This measurement technique can be applied in many different ways: - Regressing net asset value on exchange rate to determine net worth exposure. - Regressing total market value, recovered from the stock price, onto exchange rate changes.
- including lagged values of the exchange rate in the regression if an adjustment lag in cash flows might exist.

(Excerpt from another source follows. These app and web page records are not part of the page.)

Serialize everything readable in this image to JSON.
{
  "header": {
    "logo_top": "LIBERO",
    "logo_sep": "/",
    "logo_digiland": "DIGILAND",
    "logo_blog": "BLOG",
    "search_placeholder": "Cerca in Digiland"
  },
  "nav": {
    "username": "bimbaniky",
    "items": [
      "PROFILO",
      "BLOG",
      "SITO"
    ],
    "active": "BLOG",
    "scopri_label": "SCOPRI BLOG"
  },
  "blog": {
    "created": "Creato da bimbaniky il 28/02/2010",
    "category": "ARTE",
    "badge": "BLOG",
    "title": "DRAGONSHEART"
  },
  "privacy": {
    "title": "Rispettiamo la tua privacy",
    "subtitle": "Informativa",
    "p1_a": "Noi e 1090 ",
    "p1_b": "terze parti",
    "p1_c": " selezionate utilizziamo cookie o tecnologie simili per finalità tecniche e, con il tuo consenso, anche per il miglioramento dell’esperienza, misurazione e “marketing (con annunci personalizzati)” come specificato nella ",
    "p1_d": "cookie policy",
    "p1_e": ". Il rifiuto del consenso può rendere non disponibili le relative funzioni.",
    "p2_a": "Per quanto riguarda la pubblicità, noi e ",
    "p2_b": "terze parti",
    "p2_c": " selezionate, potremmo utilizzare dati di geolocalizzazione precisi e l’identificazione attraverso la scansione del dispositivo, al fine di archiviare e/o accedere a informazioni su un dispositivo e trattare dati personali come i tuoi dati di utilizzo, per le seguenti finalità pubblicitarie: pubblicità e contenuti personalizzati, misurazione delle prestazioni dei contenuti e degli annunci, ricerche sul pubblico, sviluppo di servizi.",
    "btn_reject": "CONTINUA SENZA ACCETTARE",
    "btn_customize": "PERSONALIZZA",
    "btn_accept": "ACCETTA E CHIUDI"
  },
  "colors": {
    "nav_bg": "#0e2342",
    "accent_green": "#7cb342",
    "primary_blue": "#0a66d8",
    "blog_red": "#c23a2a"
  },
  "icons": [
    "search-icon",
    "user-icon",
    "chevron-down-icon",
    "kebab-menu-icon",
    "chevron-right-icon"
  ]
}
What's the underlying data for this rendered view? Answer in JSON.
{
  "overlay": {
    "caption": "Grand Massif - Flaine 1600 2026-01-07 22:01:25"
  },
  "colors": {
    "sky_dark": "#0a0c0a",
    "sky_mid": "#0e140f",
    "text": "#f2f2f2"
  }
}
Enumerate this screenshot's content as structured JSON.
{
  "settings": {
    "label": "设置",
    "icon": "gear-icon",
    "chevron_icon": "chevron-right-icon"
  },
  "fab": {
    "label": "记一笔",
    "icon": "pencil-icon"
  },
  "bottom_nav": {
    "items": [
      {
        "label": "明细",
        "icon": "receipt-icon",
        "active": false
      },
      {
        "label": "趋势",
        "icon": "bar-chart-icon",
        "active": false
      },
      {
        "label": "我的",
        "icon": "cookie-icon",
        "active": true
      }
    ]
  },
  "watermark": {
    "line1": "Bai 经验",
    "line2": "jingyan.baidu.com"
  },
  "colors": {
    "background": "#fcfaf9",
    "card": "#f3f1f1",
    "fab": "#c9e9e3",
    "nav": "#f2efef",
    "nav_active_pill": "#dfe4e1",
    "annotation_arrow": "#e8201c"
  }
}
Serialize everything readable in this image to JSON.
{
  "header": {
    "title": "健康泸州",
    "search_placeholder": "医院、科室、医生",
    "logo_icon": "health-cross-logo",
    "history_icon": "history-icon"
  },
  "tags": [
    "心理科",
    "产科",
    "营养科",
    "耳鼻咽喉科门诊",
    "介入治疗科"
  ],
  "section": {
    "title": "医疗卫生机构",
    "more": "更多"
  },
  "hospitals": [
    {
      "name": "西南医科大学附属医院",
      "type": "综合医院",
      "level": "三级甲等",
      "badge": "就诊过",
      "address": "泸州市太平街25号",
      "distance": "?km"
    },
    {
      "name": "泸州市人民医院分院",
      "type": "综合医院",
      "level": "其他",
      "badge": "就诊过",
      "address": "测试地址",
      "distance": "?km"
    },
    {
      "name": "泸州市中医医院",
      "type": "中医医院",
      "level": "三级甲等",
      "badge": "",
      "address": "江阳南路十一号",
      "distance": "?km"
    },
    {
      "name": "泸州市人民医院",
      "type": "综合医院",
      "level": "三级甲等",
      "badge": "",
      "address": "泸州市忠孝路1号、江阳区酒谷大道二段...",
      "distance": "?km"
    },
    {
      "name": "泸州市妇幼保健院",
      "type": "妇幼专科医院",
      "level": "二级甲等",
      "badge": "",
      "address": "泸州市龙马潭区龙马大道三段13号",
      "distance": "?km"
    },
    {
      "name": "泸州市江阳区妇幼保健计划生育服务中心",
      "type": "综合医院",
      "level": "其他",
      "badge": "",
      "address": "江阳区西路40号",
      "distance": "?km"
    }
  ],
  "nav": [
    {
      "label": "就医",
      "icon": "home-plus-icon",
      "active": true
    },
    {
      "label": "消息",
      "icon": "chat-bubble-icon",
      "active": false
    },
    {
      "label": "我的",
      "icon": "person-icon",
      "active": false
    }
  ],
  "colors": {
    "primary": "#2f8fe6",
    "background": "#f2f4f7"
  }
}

Accounting Exposure 1. A backward-looking concept: it reflects past decisions as reflected in the subsidiary's assets and liabilities. 2. A change in an accounting value due to translation is not a "realized" gain or loss; no change in the cash situation is involved —except possibly through taxation effects. 3. Changes the firm's accounting value, but not necessarily its market value. 4. Depends on the accounting rules chosen. This is because the subsidiary's own internal rules affect its accounting values (e.g., type of depreciation, or inventory valuation methods) and also because the translation process itself can be done in different ways (see below). 5. Accounting exposure only exists in the case of foreign direct investment, since pure exporting or import-substituting firms have no foreign subsidiaries. Translation exposure is relevant to the preparation of the parent company’s financial statements, where a firm’s foreign currency-denominated accounts on the balance sheet are affected by exchange rate changes. A firm which has subsidiaries and assets in another country is subject to translation exposure. Translation exposure results as a consequence of the fact that a parent company must consolidate all of the operations of its subsidiaries into its own financial statements. Since a foreign subsidiary’s assets are carried on its books in a foreign currency, it is necessary to convert the foreign values into domestic currency for combining with the parent’s assets. Fluctuating exchange rates results in gains and losses occurring during the translation process. Since this type of exposure is related to balance sheet assets and liabilities, it is often referred to as accounting exposure.
The primary issue related to the translation of foreign asset values has to do with whether the proper exchange rate to use is the current rate of exchange or the historic rate of exchange that existed at the time that an asset was acquired When converting financial statement items (transactions) denominated in currencies other than the parent currency, two choices of exchange rate are possible: • The historical rate, the exchange rate prevailing at the time of the transaction • The current rate, the exchange rate prevailing at the balance sheet date or during the income statement period